ACTION ITEM — The lines needed are those below that contain the word "center"; copy each one.

Start of Block

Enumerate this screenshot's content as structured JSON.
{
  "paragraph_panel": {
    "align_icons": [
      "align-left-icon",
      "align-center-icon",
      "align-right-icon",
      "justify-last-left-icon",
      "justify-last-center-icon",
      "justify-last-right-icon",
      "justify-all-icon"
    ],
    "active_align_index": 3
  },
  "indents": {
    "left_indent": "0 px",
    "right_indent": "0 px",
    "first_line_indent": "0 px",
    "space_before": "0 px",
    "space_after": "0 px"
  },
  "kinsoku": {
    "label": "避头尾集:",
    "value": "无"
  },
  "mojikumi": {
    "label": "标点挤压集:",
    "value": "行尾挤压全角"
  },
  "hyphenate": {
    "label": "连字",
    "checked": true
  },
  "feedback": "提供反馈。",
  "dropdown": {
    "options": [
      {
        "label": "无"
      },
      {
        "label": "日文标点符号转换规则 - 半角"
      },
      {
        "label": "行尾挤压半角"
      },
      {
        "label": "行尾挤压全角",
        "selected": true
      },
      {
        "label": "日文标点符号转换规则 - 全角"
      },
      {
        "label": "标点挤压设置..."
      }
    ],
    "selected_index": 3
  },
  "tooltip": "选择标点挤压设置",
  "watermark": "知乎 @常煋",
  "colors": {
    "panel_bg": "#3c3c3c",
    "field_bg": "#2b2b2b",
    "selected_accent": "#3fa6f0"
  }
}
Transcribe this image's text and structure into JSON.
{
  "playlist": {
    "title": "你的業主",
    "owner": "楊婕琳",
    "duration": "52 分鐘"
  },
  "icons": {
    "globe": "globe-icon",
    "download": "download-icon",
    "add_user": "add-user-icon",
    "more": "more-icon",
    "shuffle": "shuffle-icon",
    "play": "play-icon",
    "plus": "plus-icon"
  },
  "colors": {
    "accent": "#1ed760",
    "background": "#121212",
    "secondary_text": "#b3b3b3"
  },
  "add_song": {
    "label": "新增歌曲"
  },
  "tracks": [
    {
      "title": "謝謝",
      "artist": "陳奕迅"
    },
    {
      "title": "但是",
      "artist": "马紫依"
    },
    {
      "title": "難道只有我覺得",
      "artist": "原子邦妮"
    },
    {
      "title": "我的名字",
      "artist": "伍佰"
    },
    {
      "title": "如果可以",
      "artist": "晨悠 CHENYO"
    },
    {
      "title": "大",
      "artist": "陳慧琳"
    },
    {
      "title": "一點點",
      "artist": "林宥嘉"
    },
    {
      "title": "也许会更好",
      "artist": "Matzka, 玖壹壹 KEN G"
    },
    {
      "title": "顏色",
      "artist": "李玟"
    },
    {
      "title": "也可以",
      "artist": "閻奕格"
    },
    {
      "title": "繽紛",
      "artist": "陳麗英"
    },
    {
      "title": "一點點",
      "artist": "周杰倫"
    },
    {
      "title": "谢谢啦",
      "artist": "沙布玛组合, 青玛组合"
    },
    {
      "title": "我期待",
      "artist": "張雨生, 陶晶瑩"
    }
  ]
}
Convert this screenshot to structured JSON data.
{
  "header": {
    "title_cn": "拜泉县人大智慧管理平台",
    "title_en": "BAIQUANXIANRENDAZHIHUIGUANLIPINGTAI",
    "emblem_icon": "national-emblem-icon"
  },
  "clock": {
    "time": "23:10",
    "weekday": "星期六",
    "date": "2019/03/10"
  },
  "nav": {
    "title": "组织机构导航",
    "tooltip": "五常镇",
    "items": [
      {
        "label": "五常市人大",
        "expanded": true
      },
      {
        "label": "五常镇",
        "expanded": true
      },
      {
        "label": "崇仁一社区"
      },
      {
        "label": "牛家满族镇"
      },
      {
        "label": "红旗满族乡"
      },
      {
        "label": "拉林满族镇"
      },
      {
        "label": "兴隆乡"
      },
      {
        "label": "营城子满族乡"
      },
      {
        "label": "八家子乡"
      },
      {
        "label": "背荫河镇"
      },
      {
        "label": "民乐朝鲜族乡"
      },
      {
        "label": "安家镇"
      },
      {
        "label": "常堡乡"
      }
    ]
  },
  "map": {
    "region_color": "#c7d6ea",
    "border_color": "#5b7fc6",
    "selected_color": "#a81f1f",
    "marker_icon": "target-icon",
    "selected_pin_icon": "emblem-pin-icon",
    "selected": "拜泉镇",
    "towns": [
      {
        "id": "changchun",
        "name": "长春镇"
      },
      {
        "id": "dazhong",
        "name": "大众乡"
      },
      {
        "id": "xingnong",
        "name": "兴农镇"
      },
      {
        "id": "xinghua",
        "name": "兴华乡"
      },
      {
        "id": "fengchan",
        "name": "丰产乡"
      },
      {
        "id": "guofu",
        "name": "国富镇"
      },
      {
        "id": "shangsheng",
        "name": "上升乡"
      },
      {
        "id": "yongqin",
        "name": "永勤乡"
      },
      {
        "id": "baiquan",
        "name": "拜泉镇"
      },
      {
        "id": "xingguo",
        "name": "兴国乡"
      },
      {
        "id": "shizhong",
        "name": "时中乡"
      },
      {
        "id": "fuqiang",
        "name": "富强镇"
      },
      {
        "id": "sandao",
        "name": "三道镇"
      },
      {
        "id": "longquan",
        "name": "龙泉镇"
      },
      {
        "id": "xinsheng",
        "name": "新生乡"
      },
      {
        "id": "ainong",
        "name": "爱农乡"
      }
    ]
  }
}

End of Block

FINISHED TASK —
      "align-center-icon",
      "justify-last-center-icon",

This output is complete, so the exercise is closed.